The PLACE organization will be leading a charge to convince the Trump Administration to take action to halt the destruction of the environment and the disruption of the global climate. And while many of you may think this is a fool’s errand, there are actually many reasons for Mr. Trump to embrace such measures.Read more
You are still who you are. I think that is crucial to remember.
Today is a day of soul searching. I can see it on the faces of people I meet. Whether they look vindicated or distressed, they all appear as if they feel alienated from the other half of America.
No matter how you feel about the election, it hasn’t changed who you are as a person. Nor has it changed the other people around you.
If you cared about the environment yesterday, you still do today. If you thought education holds the key to a better world, for you, that is still true. If you believe everyone deserves a fair chance, you will continue to work to that end.
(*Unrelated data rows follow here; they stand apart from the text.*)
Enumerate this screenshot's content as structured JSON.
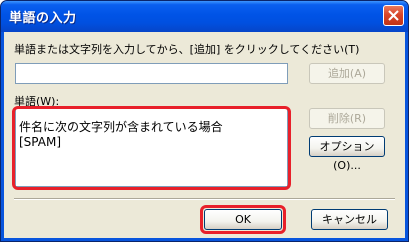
{
  "window": {
    "title": "単語の入力"
  },
  "instruction": "単語または文字列を入力してから、[追加] をクリックしてください(T)",
  "input": {
    "value": ""
  },
  "buttons": {
    "add": "追加(A)",
    "delete": "削除(R)",
    "options": "オプション(O)...",
    "ok": "OK",
    "cancel": "キャンセル"
  },
  "words_label": "単語(W):",
  "words": [
    "件名に次の文字列が含まれている場合",
    "[SPAM]"
  ],
  "colors": {
    "titlebar": "#0054e3",
    "dialog_bg": "#ece9d8",
    "highlight": "#e8202a"
  },
  "icons": {
    "close": "close-icon"
  }
}
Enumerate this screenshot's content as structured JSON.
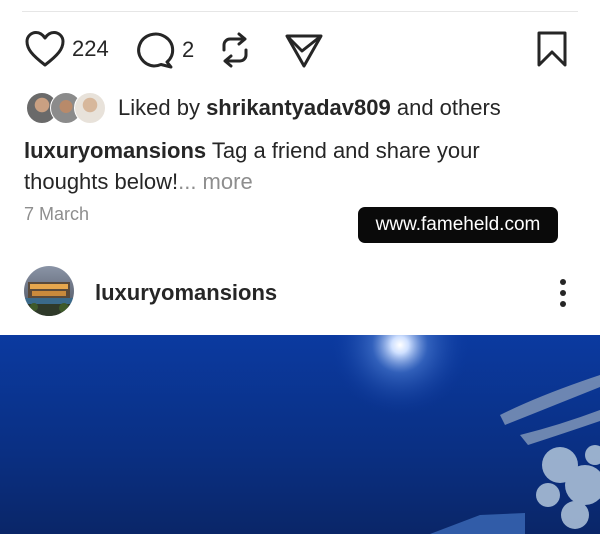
{
  "actions": {
    "like_count": "224",
    "comment_count": "2",
    "icons": [
      "heart-icon",
      "comment-icon",
      "repost-icon",
      "send-icon",
      "bookmark-icon"
    ]
  },
  "likes": {
    "prefix": "Liked by ",
    "username": "shrikantyadav809",
    "suffix": " and others"
  },
  "caption": {
    "username": "luxuryomansions",
    "text": " Tag a friend and share your thoughts below!",
    "more": "... more"
  },
  "date": "7 March",
  "watermark": "www.fameheld.com",
  "next_post": {
    "username": "luxuryomansions"
  },
  "colors": {
    "text": "#262626",
    "muted": "#8e8e8e",
    "watermark_bg": "#0a0a0a",
    "image_sky": "#0d3a8a"
  }
}
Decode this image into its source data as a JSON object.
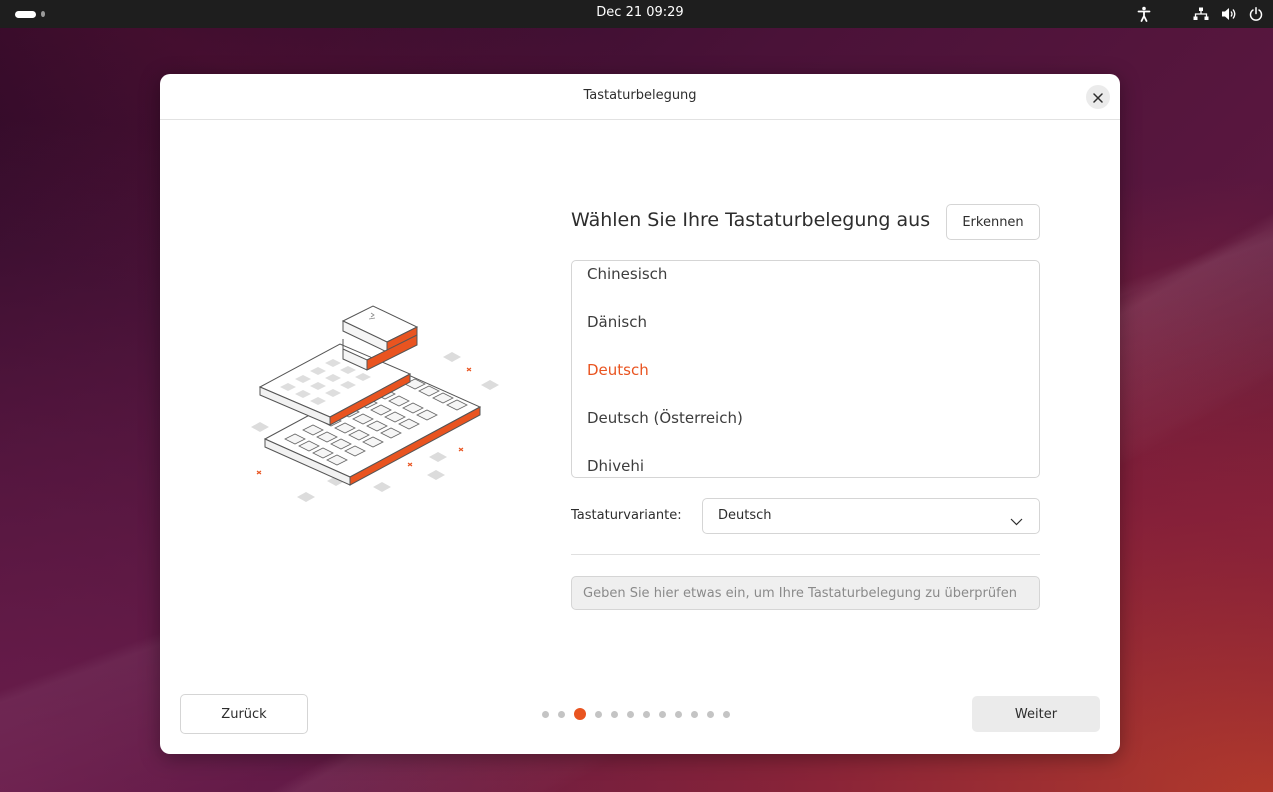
{
  "topbar": {
    "clock": "Dec 21  09:29",
    "tray_icons": [
      "accessibility-icon",
      "network-icon",
      "volume-icon",
      "power-icon"
    ]
  },
  "dialog": {
    "title": "Tastaturbelegung",
    "heading": "Wählen Sie Ihre Tastaturbelegung aus",
    "detect_label": "Erkennen",
    "layouts": [
      "Chinesisch",
      "Dänisch",
      "Deutsch",
      "Deutsch (Österreich)",
      "Dhivehi"
    ],
    "selected_layout": "Deutsch",
    "variant_label": "Tastaturvariante:",
    "variant_value": "Deutsch",
    "test_placeholder": "Geben Sie hier etwas ein, um Ihre Tastaturbelegung zu überprüfen",
    "back_label": "Zurück",
    "next_label": "Weiter"
  },
  "pager": {
    "total": 12,
    "current": 3
  },
  "colors": {
    "accent": "#e95420",
    "topbar": "#1e1e1e"
  }
}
We must stop believing that there are two Americas; red states and blue states, conservatives and liberals. These false dichotomies are brought to you by the two-party system, and they are as meaningless as they are unfortunate. Perhaps the greatest disservice The Political Machine has done to us is to convince us that there are two groups of people; those who think like we do, and everyone else, who must therefore be stupid, greedy or Un-American.Read more
America has an affordable housing crisis. You might not know it from our national dialogue. We don't like to talk about poverty, and homelessness and lack of opportunity. It seems we would much rather talk about how to make more millionaires than how to make fewer poor children.
When we do talk about poverty, it often comes with judgements and stereotypes that are repugnant, yet difficult to confront; that affordable housing will diminish your property values (the data indicate it's not true), that poor people commit more crimes (also not true), that poor people are lazy (not even close), or that affordable housing is heavily subsidized (homes in wealthy neighborhoods receive far, far more subsidies).
Originally published May, 2013
What is “Sustainability?”
Sustainability is a difficult word to define, or more precisely, is difficult to reduce to a single definition. American Heritage defines the term as “capable of being continued without long-term effect on the environment.” This definition certainly does not solidify the linguistic ground beneath our feet. It is a sort of negative definition, partially defined by the absence of “long-term effect.” I don’t know exactly what “long-term effect” means. Everything that exists has a long-term effect on the environment. For that matter, everything that stops existing, or goes extinct has a long-term effect on the environment.
Sustainability as a construct owes a great deal to the Brundt Commission report to the United Nations in 1987, entitled, Report of the World Commission on Environment and Development: Our Common Future. The report establishes three pillars of sustainability: Ecology, Economy and Equity (often referred to as the Three Es). You can also find the three pillars at work in the notion of the triple bottom line business, with the three bottom lines being People, Planet, Profit, as attributed to John Elkington.
The work I do for the nonprofit PLACE promotes the Three Es. We’re community builders, known for developing sustainable places for the arts and economic development. PLACE often uses the shorthand, “we build sustainable communities,” prompting questions like “what is sustainable?” and “what is community?” Even as an organization actively engaged in “sustainability,” we throw the term around as though everyone agrees on its meaning. It’s almost as if the term has come to be defined by its very absence of definition; like Justice Potter Stewarts’ definition of pornography, “I know it when I see it.”Read more